Don't silence your grandparents
by Ken Rolheiser
Don’t silence your grandparents

“One of the most powerful handclasps is that of a new grandbaby around the finger of a grandfather,” Joy Hargrove.

I could not believe the strength of my new grandson as he clasped my finger this August. I had just asked my sister to reach out from heaven and help little Samuel settle down. He did, and for a moment I felt my sister was sharing a “thank you” clasp.

Recently I had to leave the warmth of my bed to jot down some inspiration about grandparents. I mused on the essential message my Grandfather Rolheiser brought over from Russia. To me it was communicated in silence and strength, just as my grandmother’s message was of tenderness and love.

The key to the culture and values of my grandparents was in the Christian Faith they passed on in prayer, song and traditions. This was the message I was compelled to write: Don’t silence your grandparents!

It struck me that for many today the music, entertainment, work and busy lifestyles leave no time for the quiet strength which was the faith of our fathers. Sunday morning was church time, summer and winter, seeding and harvesting. The Lord’s day was sacred. Chicken noodle soup after Mass was a tradition, and favourite uncles would drop by for supper. I always said my mother was a great evangelist.

Be on your guard! Let your children hear their grandparents’ messages. Let them live the faith of their elders. Don’t drop the ball. Make the time to honour the traditions of the elders.

In an audience with Pope Francis this September Leona and Rudy Gonzales shared the love and respect they have for their elders. Among the indigenous peoples grandfather is an exalted term. Prayers are often begun with “Grandfather”, a term synonymous with Chief, Blessed, Hallowed and Supreme.

People who seek Grandfather’s wisdom learn to live in harmony with all people who live on Mother Earth. Respect of Grandparents is a first step towards guiding family members towards the love of God.

The Anishinaabe in Ontario share the Teachings of the Seven Grandfathers, captured in Edward Benton-Banai's book The Mishomis Book:

Wisdom: To cherish knowledge is to know Wisdom. Wisdom is given by the Creator to be used for the good of the people.

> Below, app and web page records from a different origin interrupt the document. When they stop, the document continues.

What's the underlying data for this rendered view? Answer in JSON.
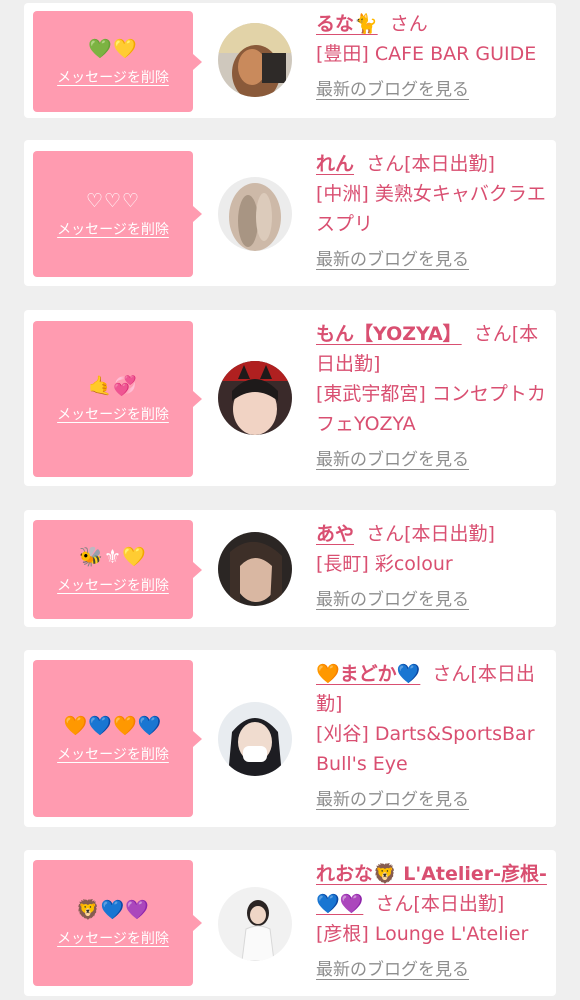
{
  "common": {
    "delete_label": "メッセージを削除",
    "blog_label": "最新のブログを見る",
    "accent_pink": "#ff9bb0",
    "text_pink": "#d94f71"
  },
  "cards": [
    {
      "emoji": "💚💛",
      "name": "るな🐈",
      "suffix": "さん",
      "shop": "[豊田] CAFE BAR GUIDE",
      "avatar_icon": "avatar-photo-brown-hair"
    },
    {
      "emoji": "♡♡♡",
      "name": "れん",
      "suffix": "さん[本日出勤]",
      "shop": "[中洲] 美熟女キャバクラエスプリ",
      "avatar_icon": "avatar-photo-blonde-hair"
    },
    {
      "emoji": "🤙💞",
      "name": "もん【YOZYA】",
      "suffix": "さん[本日出勤]",
      "shop": "[東武宇都宮] コンセプトカフェYOZYA",
      "avatar_icon": "avatar-photo-cat-ears"
    },
    {
      "emoji": "🐝⚜💛",
      "name": "あや",
      "suffix": "さん[本日出勤]",
      "shop": "[長町] 彩colour",
      "avatar_icon": "avatar-photo-dark-hair"
    },
    {
      "emoji": "🧡💙🧡💙",
      "name": "🧡まどか💙",
      "suffix": "さん[本日出勤]",
      "shop": "[刈谷] Darts&SportsBar Bull's Eye",
      "avatar_icon": "avatar-photo-mask"
    },
    {
      "emoji": "🦁💙💜",
      "name": "れおな🦁 L'Atelier-彦根-💙💜",
      "suffix": "さん[本日出勤]",
      "shop": "[彦根] Lounge L'Atelier",
      "avatar_icon": "avatar-photo-white-outfit"
    }
  ]
}
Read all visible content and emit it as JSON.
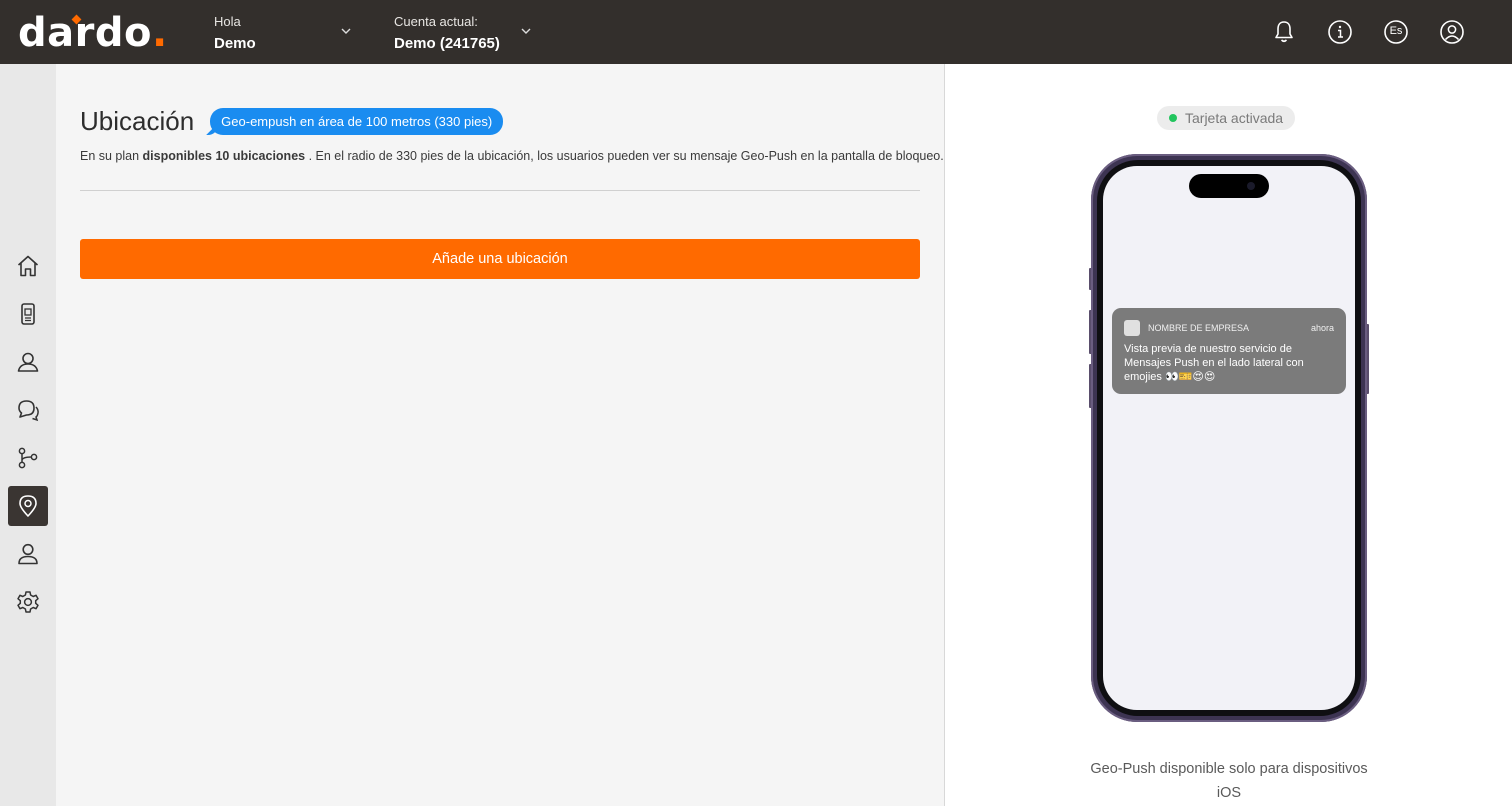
{
  "brand": {
    "logo_text": "dardo",
    "logo_dot": ".",
    "accent": "#ff6a00"
  },
  "header": {
    "greeting_label": "Hola",
    "user_name": "Demo",
    "account_label": "Cuenta actual:",
    "account_value": "Demo (241765)",
    "icons": [
      "bell-icon",
      "info-icon",
      "language-icon",
      "user-circle-icon"
    ],
    "language_code": "Es"
  },
  "sidebar": {
    "items": [
      {
        "name": "home",
        "icon": "home-icon",
        "active": false
      },
      {
        "name": "cards",
        "icon": "phone-card-icon",
        "active": false
      },
      {
        "name": "customers",
        "icon": "users-icon",
        "active": false
      },
      {
        "name": "messages",
        "icon": "chat-icon",
        "active": false
      },
      {
        "name": "automations",
        "icon": "flow-icon",
        "active": false
      },
      {
        "name": "locations",
        "icon": "location-pin-icon",
        "active": true
      },
      {
        "name": "profile",
        "icon": "person-icon",
        "active": false
      },
      {
        "name": "settings",
        "icon": "gear-icon",
        "active": false
      }
    ]
  },
  "main": {
    "title": "Ubicación",
    "badge": "Geo-empush en área de 100 metros (330 pies)",
    "desc_prefix": "En su plan ",
    "desc_bold": "disponibles 10 ubicaciones",
    "desc_suffix": " . En el radio de 330 pies de la ubicación, los usuarios pueden ver su mensaje Geo-Push en la pantalla de bloqueo.",
    "add_button": "Añade una ubicación"
  },
  "preview": {
    "status": "Tarjeta activada",
    "status_color": "#22c55e",
    "notification": {
      "app_name": "NOMBRE DE EMPRESA",
      "time": "ahora",
      "body": "Vista previa de nuestro servicio de Mensajes Push en el lado lateral con emojies 👀🎫😍😍"
    },
    "note": "Geo-Push disponible solo para dispositivos iOS"
  }
}
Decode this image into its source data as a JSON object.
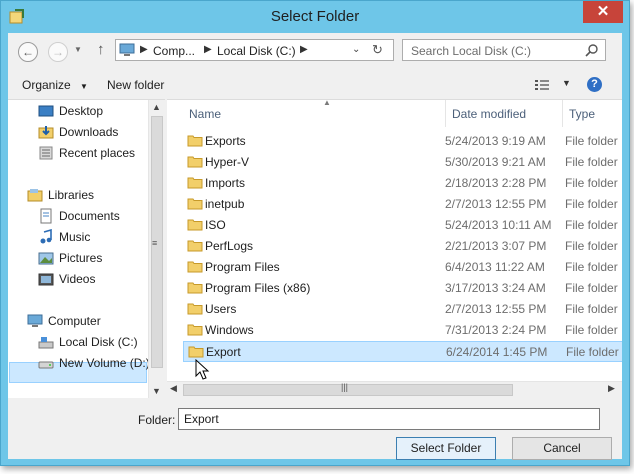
{
  "window": {
    "title": "Select Folder",
    "close_label": "✕"
  },
  "nav": {
    "address": {
      "segments": [
        "Comp...",
        "Local Disk (C:)"
      ]
    },
    "search": {
      "placeholder": "Search Local Disk (C:)"
    }
  },
  "toolbar": {
    "organize_label": "Organize",
    "new_folder_label": "New folder"
  },
  "sidebar": {
    "items": [
      {
        "label": "Desktop",
        "icon": "desktop-icon"
      },
      {
        "label": "Downloads",
        "icon": "downloads-icon"
      },
      {
        "label": "Recent places",
        "icon": "recent-places-icon"
      },
      {
        "label": "Libraries",
        "icon": "libraries-icon"
      },
      {
        "label": "Documents",
        "icon": "documents-icon"
      },
      {
        "label": "Music",
        "icon": "music-icon"
      },
      {
        "label": "Pictures",
        "icon": "pictures-icon"
      },
      {
        "label": "Videos",
        "icon": "videos-icon"
      },
      {
        "label": "Computer",
        "icon": "computer-icon"
      },
      {
        "label": "Local Disk (C:)",
        "icon": "drive-icon",
        "selected": true
      },
      {
        "label": "New Volume (D:)",
        "icon": "drive-icon"
      }
    ]
  },
  "filelist": {
    "columns": {
      "name": "Name",
      "date": "Date modified",
      "type": "Type"
    },
    "rows": [
      {
        "name": "Exports",
        "date": "5/24/2013 9:19 AM",
        "type": "File folder"
      },
      {
        "name": "Hyper-V",
        "date": "5/30/2013 9:21 AM",
        "type": "File folder"
      },
      {
        "name": "Imports",
        "date": "2/18/2013 2:28 PM",
        "type": "File folder"
      },
      {
        "name": "inetpub",
        "date": "2/7/2013 12:55 PM",
        "type": "File folder"
      },
      {
        "name": "ISO",
        "date": "5/24/2013 10:11 AM",
        "type": "File folder"
      },
      {
        "name": "PerfLogs",
        "date": "2/21/2013 3:07 PM",
        "type": "File folder"
      },
      {
        "name": "Program Files",
        "date": "6/4/2013 11:22 AM",
        "type": "File folder"
      },
      {
        "name": "Program Files (x86)",
        "date": "3/17/2013 3:24 AM",
        "type": "File folder"
      },
      {
        "name": "Users",
        "date": "2/7/2013 12:55 PM",
        "type": "File folder"
      },
      {
        "name": "Windows",
        "date": "7/31/2013 2:24 PM",
        "type": "File folder"
      },
      {
        "name": "Export",
        "date": "6/24/2014 1:45 PM",
        "type": "File folder",
        "selected": true
      }
    ]
  },
  "footer": {
    "folder_label": "Folder:",
    "folder_value": "Export",
    "select_label": "Select Folder",
    "cancel_label": "Cancel"
  },
  "colors": {
    "title_bar": "#6ec6e8",
    "selection": "#cce8ff",
    "close": "#c7443a"
  }
}
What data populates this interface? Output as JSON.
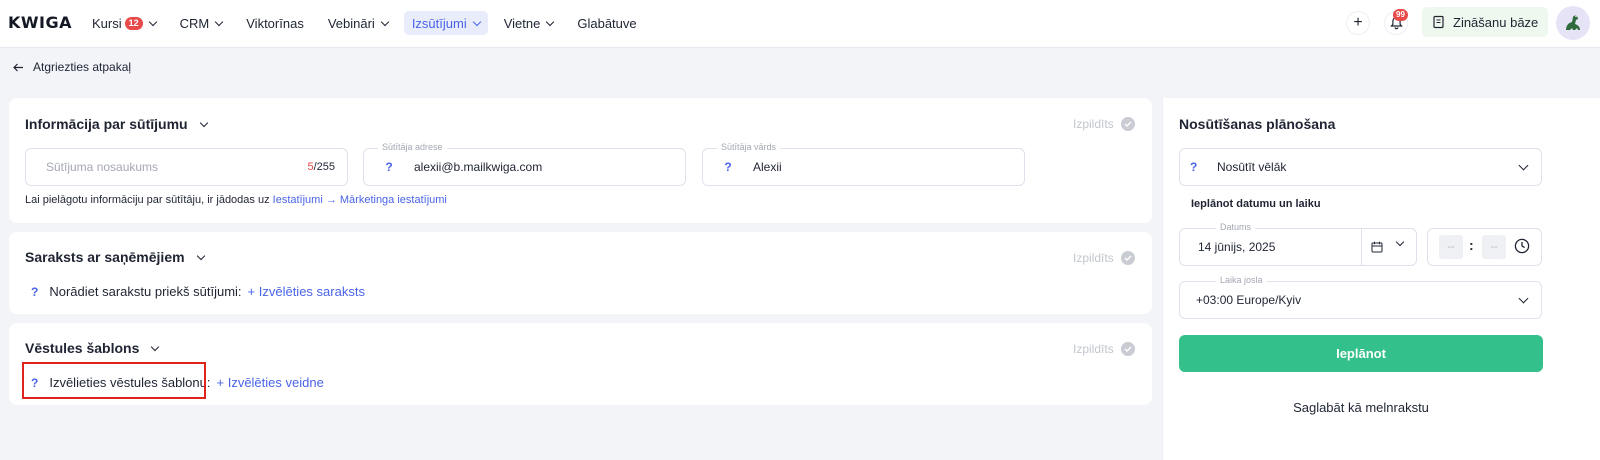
{
  "app": {
    "logo": "KWIGA"
  },
  "nav": {
    "items": [
      {
        "label": "Kursi",
        "badge": "12",
        "has_dropdown": true
      },
      {
        "label": "CRM",
        "has_dropdown": true
      },
      {
        "label": "Viktorīnas",
        "has_dropdown": false
      },
      {
        "label": "Vebināri",
        "has_dropdown": true
      },
      {
        "label": "Izsūtījumi",
        "has_dropdown": true,
        "active": true
      },
      {
        "label": "Vietne",
        "has_dropdown": true
      },
      {
        "label": "Glabātuve",
        "has_dropdown": false
      }
    ],
    "plus_icon": "+",
    "notifications_count": "99",
    "knowledge_base_label": "Zināšanu bāze"
  },
  "back": {
    "label": "Atgriezties atpakaļ"
  },
  "info_section": {
    "title": "Informācija par sūtījumu",
    "status": "Izpildīts",
    "name_field": {
      "placeholder": "Sūtījuma nosaukums",
      "counter_current": "5",
      "counter_max": "/255"
    },
    "sender_address": {
      "label": "Sūtītāja adrese",
      "help": "?",
      "value": "alexii@b.mailkwiga.com"
    },
    "sender_name": {
      "label": "Sūtītāja vārds",
      "help": "?",
      "value": "Alexii"
    },
    "hint_prefix": "Lai pielāgotu informāciju par sūtītāju, ir jādodas uz ",
    "hint_link": "Iestatījumi → Mārketinga iestatījumi"
  },
  "recipients_section": {
    "title": "Saraksts ar saņēmējiem",
    "status": "Izpildīts",
    "help": "?",
    "label": "Norādiet sarakstu priekš sūtījumi:",
    "link": "+ Izvēlēties saraksts"
  },
  "template_section": {
    "title": "Vēstules šablons",
    "status": "Izpildīts",
    "help": "?",
    "label": "Izvēlieties vēstules šablonu:",
    "link": "+ Izvēlēties veidne"
  },
  "schedule": {
    "title": "Nosūtīšanas plānošana",
    "mode_help": "?",
    "mode": "Nosūtīt vēlāk",
    "plan_label": "Ieplānot datumu un laiku",
    "date_label": "Datums",
    "date_value": "14 jūnijs, 2025",
    "hour_placeholder": "--",
    "minute_placeholder": "--",
    "time_separator": ":",
    "timezone_label": "Laika josla",
    "timezone_value": "+03:00 Europe/Kyiv",
    "submit_label": "Ieplānot",
    "draft_label": "Saglabāt kā melnrakstu"
  },
  "colors": {
    "accent": "#4a64e8",
    "primary_button": "#33c08a",
    "badge": "#e84a4a",
    "highlight": "#e0241c"
  }
}
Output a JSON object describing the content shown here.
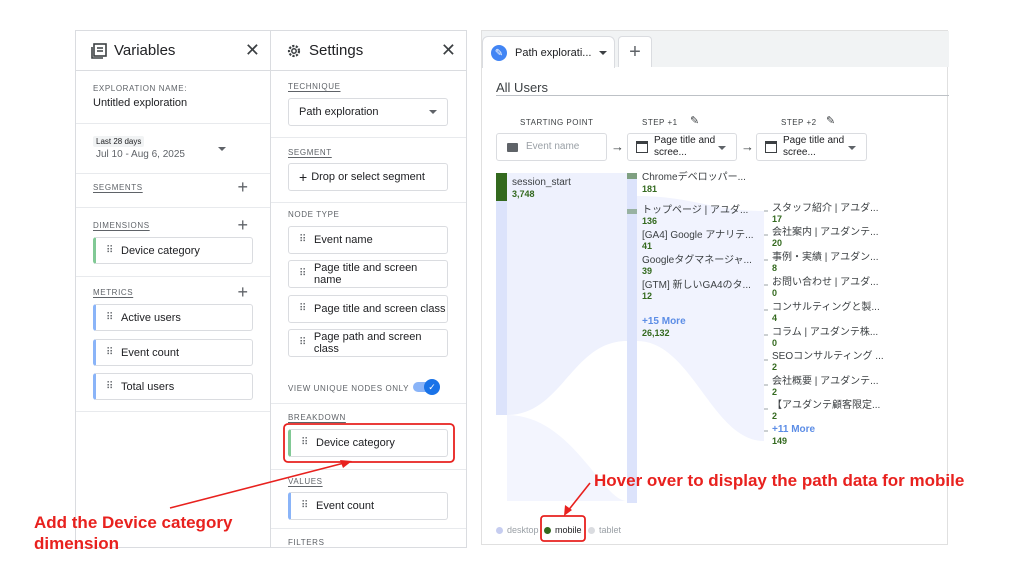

Love: To know peace is to know Love. Love must be unconditional. When people are weak they need love the most.

Respect: To honour all creation is to have Respect. All of creation should be treated with respect. You must give respect if you wish to be respected.

Bravery is to face the foe with integrity, to have a fearless heart even when the consequences are unpleasant.

Honesty in facing a situation is to be brave. Be honest first with yourself, and you will more easily be able to be honest with others.

Humility is to know yourself as a sacred part of Creation. In the Anishinaabe language this word can also mean "compassion." You are equal to others, but you are not better.

Truth is to know all of these things. Speak the truth. Do not deceive yourself or others.

I conclude with an excerpt from “Grandfather Great Spirit”:

Grandfather Great Spirit
Fill us with the light.
Give us the strength to understand,
And the eyes to see.
Teach us to walk the soft Earth
As relatives to all that live.

(565 words)